ASSIGNED TASK:
Set down each record exactly as written.

EXERCISE MATERIALS:

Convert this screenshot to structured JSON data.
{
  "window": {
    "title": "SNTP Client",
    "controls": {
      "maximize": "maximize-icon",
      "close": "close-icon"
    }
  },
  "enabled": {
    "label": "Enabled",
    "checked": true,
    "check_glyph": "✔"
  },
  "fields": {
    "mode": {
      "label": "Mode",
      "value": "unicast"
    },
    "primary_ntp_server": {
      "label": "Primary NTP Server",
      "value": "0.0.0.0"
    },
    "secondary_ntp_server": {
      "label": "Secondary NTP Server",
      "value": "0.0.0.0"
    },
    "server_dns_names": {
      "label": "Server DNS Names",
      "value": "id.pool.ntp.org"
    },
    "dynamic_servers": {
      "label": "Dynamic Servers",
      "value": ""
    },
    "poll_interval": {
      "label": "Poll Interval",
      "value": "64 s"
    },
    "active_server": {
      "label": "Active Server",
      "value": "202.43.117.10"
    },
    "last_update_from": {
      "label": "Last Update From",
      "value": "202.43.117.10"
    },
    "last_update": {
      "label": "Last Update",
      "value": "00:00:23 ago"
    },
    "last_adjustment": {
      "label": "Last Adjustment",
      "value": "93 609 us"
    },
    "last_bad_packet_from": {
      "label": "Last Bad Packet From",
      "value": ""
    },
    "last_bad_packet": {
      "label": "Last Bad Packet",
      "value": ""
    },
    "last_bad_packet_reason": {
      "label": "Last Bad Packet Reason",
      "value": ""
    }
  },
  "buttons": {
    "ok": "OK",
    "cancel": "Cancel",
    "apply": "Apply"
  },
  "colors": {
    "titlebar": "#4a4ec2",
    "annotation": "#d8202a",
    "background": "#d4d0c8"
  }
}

WORKED SOLUTION:
Convert this screenshot to structured JSON data.
{
  "window": {
    "title": "SNTP Client",
    "controls": {
      "maximize": "maximize-icon",
      "close": "close-icon"
    }
  },
  "enabled": {
    "label": "Enabled",
    "checked": true,
    "check_glyph": "✔"
  },
  "fields": {
    "mode": {
      "label": "Mode",
      "value": "unicast"
    },
    "primary_ntp_server": {
      "label": "Primary NTP Server",
      "value": "0.0.0.0"
    },
    "secondary_ntp_server": {
      "label": "Secondary NTP Server",
      "value": "0.0.0.0"
    },
    "server_dns_names": {
      "label": "Server DNS Names",
      "value": "id.pool.ntp.org"
    },
    "dynamic_servers": {
      "label": "Dynamic Servers",
      "value": ""
    },
    "poll_interval": {
      "label": "Poll Interval",
      "value": "64 s"
    },
    "active_server": {
      "label": "Active Server",
      "value": "202.43.117.10"
    },
    "last_update_from": {
      "label": "Last Update From",
      "value": "202.43.117.10"
    },
    "last_update": {
      "label": "Last Update",
      "value": "00:00:23 ago"
    },
    "last_adjustment": {
      "label": "Last Adjustment",
      "value": "93 609 us"
    },
    "last_bad_packet_from": {
      "label": "Last Bad Packet From",
      "value": ""
    },
    "last_bad_packet": {
      "label": "Last Bad Packet",
      "value": ""
    },
    "last_bad_packet_reason": {
      "label": "Last Bad Packet Reason",
      "value": ""
    }
  },
  "buttons": {
    "ok": "OK",
    "cancel": "Cancel",
    "apply": "Apply"
  },
  "colors": {
    "titlebar": "#4a4ec2",
    "annotation": "#d8202a",
    "background": "#d4d0c8"
  }
}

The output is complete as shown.